Word Change Ladder – Print five or six of these ladder templates. Students begin at the bottom as they write a word that you say aloud. Once they have the word written you ask them to change one letter to create a new word and continue the same as they work their way to the tops of the ladders. (For example, you have them write the word “cat” at the bottom. You then tell them to change one letter in the word “cat” to create the “car”. Once these are checked and discussed, you might tell them to change one letter in “car” to create the “bar”. Proceed in a similar manner, using blends and digraphs as students are able, until they reach the top of the ladders.)
Search for the Word – There are two different versions of this kind of work mat. As students are working on early Fry lists, you might want them to be able to identify some of those words in their reading texts. Look at the book(s) you are reading with the group and choose words that you want them to find (or verbally tell students these words and have them write them in the boxes). As students are reading aloud independently in the group (while you are moving from reader to reader and listening to them read) they will have a task to complete during their reading.
Syllable Search – There are three different versions of this work mat containing various combinations of one, two, three and four syllable columns. Students find words in their reading to match the number of syllables required.
Word Sorts – The word card page is editable so that you can type word sorts suitable for your specific levels and skills of students. Erase “word” and type rhyming words, words with endings, words with the same initial sounds, etc. (Another option is to delete the words, print & laminate several of the mats and then quickly write in sorts for the groups you are meeting with.) Use whichever of the four work mats included fits best with your sort. All you will need to do is print and have many of these ready to go with the rest of your supplies.
Word Work Warm-Up Wheel – There are three different versions of these warm-up wheels. You can choose the sorts you would like to program. You might include listing syllables, vowels and consonants or ask students to make words plural.
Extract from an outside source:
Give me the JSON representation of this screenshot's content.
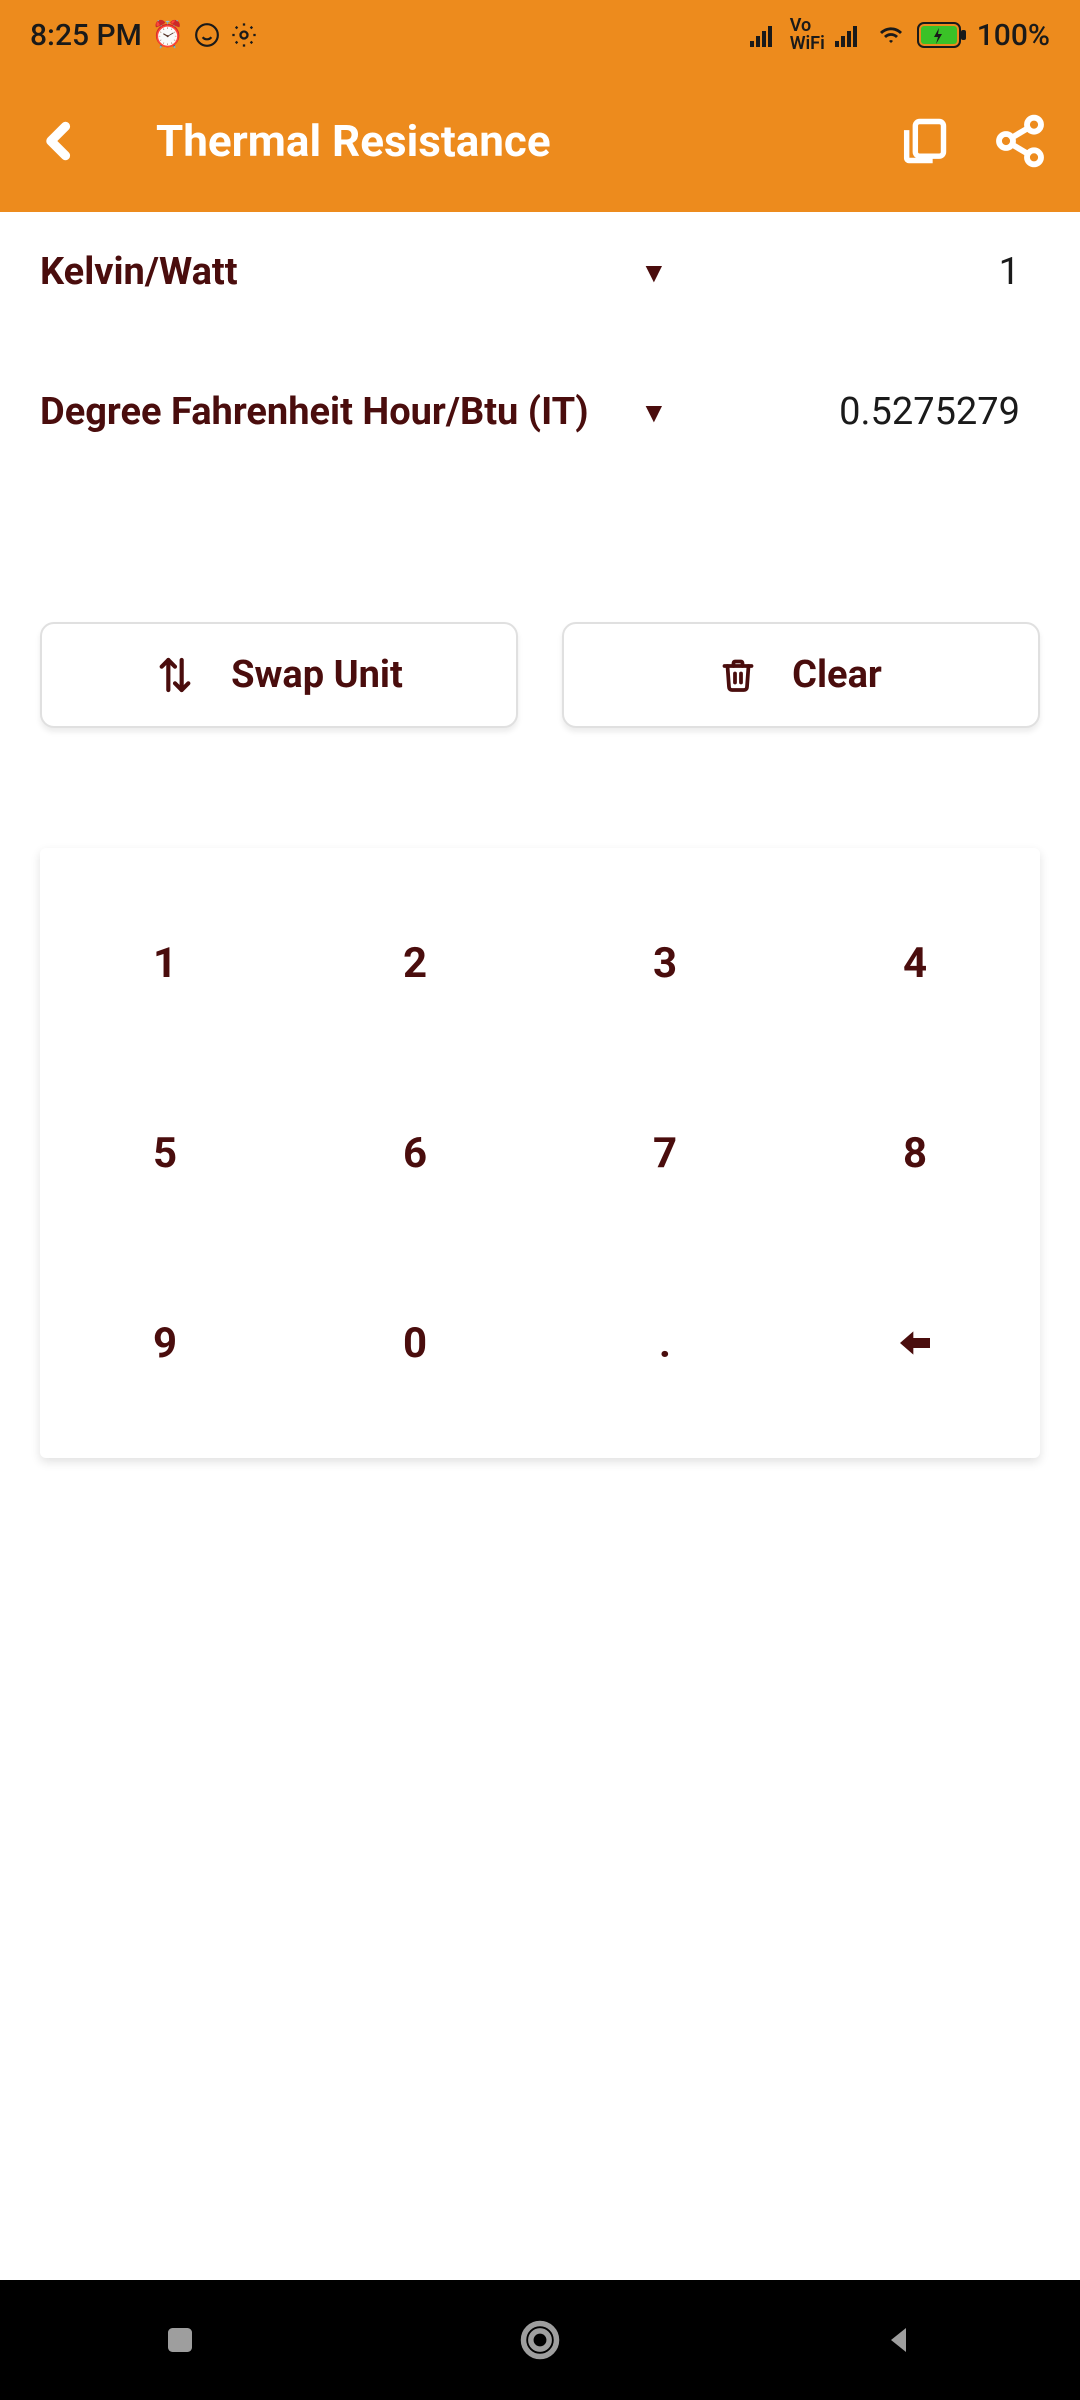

Program the tasks according to the skills you are practicing in class. Students then use a paperclip to create a spinner.
Find It Charts – We have provided four different possibilities for this activity. Students find things in their texts to suit the categories listed at the top. We have made them editable so that you can change the specific things students are searching for to suit your lesson and their needs.
You will find our word work activities here:
Need to assess your students mastery of sight words? Take a look at our Fry Word Progress Lists to help you keep track of how they are doing.
Want to find out how to use Fry Word stacks to help your students master their sight words? Check out Cathy’s Fry Word Stacks Video.
Another favorite activity we have requires no printable, just sentence strips. Have students tell a favorite part of the story, answer a question or give another simple sentence that fits with the story. Record the story on a sentence strip and cut apart the words. Students practice the words by putting them in order and then reading it to you. You can also have students switch sentences for practice with reading other words.
You will find our complete small group toolkit collection here: Small Group Toolkit
Have other favorite word work activities for small group instruction? Please share below!